---------- DATA IN THIS EXERCISE

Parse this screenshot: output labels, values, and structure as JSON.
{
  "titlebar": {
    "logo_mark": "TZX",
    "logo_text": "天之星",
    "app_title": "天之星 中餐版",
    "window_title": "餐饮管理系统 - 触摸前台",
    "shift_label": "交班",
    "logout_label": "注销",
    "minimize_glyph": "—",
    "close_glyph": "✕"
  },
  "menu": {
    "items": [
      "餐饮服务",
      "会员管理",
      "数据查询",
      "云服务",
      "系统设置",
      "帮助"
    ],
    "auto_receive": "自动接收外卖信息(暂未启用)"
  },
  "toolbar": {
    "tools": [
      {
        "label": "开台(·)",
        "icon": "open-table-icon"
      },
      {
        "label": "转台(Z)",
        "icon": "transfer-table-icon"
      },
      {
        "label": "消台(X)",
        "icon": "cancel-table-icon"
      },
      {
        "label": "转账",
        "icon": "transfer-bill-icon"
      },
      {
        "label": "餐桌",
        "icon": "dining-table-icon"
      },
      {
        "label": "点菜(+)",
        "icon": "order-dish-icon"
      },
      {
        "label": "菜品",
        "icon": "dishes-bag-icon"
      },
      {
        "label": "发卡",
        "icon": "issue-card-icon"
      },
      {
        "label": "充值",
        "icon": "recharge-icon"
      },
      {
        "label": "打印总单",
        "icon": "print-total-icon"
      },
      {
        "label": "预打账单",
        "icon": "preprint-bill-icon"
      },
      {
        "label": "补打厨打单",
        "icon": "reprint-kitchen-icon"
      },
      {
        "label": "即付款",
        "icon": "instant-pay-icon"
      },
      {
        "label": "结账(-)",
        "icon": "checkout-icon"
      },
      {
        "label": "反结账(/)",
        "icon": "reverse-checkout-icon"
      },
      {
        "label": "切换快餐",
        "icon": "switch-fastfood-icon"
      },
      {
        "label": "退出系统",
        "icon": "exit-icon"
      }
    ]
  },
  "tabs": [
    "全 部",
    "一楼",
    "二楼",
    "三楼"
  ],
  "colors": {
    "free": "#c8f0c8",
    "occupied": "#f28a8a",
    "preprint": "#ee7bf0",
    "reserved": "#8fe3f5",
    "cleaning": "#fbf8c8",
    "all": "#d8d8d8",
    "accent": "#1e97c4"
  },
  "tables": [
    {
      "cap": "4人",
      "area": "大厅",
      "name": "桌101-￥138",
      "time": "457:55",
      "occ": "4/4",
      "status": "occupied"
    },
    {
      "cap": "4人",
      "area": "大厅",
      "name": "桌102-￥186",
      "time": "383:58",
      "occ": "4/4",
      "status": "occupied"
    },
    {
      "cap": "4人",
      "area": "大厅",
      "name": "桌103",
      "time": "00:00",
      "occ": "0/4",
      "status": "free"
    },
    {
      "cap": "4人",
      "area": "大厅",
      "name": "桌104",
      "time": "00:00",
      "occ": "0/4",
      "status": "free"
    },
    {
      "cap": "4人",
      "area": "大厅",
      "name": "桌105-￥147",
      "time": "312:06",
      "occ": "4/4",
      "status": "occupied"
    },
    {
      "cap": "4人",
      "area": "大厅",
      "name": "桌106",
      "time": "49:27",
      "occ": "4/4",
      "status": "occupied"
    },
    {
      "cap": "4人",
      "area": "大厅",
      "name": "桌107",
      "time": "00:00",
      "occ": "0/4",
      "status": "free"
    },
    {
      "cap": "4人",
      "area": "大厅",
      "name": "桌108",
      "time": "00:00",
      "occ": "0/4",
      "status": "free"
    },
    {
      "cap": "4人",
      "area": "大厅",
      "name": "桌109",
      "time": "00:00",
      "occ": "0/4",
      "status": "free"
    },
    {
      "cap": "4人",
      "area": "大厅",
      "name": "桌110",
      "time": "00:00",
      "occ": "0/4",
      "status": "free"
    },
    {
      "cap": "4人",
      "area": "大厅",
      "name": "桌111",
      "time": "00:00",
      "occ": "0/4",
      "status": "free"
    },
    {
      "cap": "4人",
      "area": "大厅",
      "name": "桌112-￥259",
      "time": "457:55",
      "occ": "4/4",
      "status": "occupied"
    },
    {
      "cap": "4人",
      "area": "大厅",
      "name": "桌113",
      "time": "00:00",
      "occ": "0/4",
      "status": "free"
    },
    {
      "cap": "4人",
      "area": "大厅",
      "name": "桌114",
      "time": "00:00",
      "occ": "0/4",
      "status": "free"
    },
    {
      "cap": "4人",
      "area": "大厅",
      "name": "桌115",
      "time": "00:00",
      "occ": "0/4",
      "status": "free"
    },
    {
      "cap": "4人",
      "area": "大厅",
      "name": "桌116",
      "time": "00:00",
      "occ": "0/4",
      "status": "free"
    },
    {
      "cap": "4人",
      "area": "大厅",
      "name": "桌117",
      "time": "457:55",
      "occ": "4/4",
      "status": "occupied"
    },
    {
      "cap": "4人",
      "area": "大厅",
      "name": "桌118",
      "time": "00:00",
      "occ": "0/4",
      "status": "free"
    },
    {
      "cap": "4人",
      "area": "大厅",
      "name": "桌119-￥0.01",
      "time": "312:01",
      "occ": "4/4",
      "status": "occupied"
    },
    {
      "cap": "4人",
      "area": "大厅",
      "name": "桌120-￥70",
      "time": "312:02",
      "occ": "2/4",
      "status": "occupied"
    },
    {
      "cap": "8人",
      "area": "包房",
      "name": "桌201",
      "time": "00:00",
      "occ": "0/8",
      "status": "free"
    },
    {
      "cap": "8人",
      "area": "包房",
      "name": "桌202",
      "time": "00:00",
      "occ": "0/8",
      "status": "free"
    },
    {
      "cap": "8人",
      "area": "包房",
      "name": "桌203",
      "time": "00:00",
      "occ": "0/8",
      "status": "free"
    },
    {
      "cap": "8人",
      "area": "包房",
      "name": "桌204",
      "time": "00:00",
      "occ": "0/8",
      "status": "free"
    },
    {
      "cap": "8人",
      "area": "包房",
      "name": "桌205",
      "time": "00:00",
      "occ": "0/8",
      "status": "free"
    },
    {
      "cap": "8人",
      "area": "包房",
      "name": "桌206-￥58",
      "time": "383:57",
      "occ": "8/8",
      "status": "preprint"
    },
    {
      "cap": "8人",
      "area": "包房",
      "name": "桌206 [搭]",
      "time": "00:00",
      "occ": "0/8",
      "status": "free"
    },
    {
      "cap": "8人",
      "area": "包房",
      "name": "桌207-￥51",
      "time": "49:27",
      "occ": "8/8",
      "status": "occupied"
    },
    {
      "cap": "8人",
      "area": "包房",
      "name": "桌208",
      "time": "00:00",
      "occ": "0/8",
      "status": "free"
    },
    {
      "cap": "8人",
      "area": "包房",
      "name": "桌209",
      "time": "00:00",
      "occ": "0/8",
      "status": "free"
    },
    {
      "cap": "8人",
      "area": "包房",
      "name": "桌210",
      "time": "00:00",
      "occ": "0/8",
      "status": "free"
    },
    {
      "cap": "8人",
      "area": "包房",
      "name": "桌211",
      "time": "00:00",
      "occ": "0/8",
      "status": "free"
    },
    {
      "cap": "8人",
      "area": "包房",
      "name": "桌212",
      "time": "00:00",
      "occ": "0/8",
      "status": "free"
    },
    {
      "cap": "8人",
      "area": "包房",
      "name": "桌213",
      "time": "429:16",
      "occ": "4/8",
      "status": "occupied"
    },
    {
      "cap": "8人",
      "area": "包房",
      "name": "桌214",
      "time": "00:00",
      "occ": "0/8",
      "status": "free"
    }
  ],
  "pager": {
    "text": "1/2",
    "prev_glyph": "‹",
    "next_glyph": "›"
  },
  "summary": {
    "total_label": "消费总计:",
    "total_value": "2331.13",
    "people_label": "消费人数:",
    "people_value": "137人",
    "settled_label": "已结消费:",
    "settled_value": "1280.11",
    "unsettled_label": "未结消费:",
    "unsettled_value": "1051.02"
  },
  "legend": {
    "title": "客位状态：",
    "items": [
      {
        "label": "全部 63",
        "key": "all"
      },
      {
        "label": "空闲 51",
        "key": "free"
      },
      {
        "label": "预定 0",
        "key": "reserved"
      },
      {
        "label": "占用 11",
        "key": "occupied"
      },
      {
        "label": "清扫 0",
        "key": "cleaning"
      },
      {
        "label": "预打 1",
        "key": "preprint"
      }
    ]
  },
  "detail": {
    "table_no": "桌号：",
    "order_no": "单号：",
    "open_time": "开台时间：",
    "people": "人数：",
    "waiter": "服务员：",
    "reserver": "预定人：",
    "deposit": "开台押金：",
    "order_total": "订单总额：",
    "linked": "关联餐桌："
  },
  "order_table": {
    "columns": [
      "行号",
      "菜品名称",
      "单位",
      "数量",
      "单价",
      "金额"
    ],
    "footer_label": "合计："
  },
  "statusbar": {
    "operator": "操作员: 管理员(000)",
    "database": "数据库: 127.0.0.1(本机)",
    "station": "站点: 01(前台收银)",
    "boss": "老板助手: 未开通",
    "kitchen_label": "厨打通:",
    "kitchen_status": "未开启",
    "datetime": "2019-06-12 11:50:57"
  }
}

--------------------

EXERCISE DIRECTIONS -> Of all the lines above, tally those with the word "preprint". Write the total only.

YOUR RESPONSE -> 4